[[ DATA UNDER STUDY, beginning ]]

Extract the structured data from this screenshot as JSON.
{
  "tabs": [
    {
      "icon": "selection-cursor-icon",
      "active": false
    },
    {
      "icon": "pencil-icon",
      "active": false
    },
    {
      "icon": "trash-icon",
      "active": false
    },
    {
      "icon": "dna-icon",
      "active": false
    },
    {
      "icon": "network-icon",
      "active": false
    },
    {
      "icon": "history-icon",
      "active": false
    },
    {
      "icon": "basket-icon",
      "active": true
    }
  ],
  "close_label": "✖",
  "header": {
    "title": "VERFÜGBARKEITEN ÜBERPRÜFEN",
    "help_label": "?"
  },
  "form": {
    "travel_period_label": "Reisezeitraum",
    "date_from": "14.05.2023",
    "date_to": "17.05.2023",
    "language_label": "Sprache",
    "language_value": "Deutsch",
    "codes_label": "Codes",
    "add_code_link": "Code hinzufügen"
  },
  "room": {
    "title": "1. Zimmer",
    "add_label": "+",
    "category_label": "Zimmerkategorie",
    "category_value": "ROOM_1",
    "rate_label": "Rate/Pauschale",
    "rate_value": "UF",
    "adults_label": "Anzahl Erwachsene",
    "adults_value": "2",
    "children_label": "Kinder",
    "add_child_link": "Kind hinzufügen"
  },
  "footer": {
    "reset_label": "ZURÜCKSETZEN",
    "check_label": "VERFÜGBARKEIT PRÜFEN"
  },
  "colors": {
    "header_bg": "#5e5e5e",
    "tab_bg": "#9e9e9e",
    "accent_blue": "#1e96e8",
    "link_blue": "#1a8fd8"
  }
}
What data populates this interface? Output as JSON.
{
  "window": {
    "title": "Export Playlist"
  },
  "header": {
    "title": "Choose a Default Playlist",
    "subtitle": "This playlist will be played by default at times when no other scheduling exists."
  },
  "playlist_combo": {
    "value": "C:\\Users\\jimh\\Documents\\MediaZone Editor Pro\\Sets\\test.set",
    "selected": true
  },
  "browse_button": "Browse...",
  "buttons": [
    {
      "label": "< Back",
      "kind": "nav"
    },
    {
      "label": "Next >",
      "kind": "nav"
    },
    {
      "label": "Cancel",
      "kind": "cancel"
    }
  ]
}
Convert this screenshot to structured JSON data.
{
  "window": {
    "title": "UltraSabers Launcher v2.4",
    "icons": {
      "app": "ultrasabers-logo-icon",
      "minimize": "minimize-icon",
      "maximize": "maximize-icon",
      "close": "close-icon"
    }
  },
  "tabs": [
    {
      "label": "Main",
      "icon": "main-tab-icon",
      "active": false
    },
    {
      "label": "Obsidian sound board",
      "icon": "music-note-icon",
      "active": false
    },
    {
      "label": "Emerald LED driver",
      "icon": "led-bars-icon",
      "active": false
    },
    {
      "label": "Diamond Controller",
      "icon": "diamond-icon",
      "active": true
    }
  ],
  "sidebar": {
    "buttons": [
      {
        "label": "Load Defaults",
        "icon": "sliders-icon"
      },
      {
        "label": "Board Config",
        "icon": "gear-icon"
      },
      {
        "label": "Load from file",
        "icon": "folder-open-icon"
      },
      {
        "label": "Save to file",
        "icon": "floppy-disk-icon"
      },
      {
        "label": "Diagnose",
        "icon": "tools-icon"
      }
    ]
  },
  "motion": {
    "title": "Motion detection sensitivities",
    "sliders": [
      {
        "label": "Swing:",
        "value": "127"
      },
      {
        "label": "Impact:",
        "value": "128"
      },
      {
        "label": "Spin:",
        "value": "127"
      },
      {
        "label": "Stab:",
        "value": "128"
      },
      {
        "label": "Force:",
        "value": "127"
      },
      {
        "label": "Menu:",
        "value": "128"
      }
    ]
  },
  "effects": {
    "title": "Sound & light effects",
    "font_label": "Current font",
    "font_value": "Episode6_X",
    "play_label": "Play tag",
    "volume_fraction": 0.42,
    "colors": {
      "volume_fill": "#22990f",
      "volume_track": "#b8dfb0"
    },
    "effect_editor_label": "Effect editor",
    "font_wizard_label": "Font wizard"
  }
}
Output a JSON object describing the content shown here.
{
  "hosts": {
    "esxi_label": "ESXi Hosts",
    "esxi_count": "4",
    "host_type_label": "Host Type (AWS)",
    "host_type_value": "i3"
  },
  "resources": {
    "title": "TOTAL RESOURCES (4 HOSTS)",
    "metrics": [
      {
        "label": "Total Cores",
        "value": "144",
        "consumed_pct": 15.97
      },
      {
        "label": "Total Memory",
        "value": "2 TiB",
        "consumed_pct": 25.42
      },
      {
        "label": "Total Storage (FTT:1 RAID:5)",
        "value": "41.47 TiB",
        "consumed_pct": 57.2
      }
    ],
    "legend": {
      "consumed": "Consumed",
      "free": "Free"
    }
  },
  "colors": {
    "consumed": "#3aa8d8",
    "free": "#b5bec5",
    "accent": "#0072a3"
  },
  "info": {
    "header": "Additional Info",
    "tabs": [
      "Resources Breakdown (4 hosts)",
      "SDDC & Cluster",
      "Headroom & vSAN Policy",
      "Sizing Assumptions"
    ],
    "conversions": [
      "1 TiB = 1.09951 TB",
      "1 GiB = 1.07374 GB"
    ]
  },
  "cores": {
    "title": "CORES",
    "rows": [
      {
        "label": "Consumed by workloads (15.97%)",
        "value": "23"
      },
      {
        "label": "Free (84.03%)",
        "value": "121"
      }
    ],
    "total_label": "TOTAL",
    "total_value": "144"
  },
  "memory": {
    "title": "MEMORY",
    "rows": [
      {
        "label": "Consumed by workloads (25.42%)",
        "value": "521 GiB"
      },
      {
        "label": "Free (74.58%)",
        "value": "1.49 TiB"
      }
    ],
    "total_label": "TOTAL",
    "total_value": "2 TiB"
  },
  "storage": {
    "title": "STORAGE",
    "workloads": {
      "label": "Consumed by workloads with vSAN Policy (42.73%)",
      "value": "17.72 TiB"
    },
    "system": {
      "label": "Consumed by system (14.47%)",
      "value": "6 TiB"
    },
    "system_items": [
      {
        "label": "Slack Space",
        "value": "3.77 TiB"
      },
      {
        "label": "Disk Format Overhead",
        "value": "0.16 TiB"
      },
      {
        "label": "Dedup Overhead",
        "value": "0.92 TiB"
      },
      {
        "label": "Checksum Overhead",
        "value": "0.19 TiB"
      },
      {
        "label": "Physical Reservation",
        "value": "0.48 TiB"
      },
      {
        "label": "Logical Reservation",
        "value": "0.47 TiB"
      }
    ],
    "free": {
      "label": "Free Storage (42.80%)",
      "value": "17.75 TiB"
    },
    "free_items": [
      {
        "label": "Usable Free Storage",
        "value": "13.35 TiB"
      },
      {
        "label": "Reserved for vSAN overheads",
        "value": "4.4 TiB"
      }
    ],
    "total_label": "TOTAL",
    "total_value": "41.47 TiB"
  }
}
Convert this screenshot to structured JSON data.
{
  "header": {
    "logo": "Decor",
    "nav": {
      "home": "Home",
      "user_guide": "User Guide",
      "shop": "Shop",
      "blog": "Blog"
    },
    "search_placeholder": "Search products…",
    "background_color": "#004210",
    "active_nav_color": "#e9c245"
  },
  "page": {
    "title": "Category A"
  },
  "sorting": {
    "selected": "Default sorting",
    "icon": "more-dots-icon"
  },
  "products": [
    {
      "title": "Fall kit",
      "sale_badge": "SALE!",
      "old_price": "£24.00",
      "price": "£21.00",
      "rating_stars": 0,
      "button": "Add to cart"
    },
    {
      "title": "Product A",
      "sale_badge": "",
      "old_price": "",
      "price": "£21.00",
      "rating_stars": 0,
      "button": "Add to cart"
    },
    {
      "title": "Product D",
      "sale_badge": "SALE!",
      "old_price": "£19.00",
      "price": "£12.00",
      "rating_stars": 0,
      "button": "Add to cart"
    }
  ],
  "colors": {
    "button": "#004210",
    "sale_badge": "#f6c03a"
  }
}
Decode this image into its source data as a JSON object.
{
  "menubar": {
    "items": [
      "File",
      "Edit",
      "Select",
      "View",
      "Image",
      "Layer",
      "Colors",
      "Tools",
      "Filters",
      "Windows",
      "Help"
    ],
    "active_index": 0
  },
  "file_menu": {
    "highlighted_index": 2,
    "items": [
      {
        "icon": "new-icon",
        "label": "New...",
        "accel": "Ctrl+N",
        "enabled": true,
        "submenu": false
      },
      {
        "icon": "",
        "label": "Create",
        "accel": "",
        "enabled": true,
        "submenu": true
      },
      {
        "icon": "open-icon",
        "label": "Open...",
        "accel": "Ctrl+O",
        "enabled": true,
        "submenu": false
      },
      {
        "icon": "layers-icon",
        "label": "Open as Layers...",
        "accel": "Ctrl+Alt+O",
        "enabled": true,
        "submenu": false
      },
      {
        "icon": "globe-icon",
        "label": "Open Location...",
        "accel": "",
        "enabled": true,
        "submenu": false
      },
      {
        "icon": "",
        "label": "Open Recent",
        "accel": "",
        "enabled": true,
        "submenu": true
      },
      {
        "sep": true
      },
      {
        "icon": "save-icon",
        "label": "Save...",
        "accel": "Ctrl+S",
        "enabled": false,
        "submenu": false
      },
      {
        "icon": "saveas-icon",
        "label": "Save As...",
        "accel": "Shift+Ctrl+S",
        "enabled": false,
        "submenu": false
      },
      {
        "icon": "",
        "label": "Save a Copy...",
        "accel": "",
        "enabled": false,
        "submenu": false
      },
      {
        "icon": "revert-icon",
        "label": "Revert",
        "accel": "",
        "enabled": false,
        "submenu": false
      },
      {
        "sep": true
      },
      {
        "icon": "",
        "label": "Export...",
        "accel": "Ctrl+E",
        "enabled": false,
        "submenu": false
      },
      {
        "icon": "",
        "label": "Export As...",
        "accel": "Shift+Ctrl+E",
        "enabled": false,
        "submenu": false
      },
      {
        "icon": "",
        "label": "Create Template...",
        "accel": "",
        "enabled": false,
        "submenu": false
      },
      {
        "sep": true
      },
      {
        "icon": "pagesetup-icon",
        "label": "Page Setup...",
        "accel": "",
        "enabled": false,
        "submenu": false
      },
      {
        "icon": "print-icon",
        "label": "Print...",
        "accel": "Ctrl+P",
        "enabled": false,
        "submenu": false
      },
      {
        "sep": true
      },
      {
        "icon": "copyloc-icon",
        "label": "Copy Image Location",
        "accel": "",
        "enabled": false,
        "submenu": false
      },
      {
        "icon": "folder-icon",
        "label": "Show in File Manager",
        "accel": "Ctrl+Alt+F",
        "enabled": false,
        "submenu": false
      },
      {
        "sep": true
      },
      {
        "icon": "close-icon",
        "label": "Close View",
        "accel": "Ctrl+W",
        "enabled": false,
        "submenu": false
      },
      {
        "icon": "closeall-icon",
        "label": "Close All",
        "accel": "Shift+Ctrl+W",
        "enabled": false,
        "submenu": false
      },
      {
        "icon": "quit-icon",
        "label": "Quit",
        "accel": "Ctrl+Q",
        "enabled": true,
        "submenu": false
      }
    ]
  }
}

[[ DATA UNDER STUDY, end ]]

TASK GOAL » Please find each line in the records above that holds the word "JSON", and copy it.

RESPONSE TO THE EXERCISE »
Extract the structured data from this screenshot as JSON.
What data populates this interface? Output as JSON.
Convert this screenshot to structured JSON data.
Output a JSON object describing the content shown here.
Convert this screenshot to structured JSON data.
Decode this image into its source data as a JSON object.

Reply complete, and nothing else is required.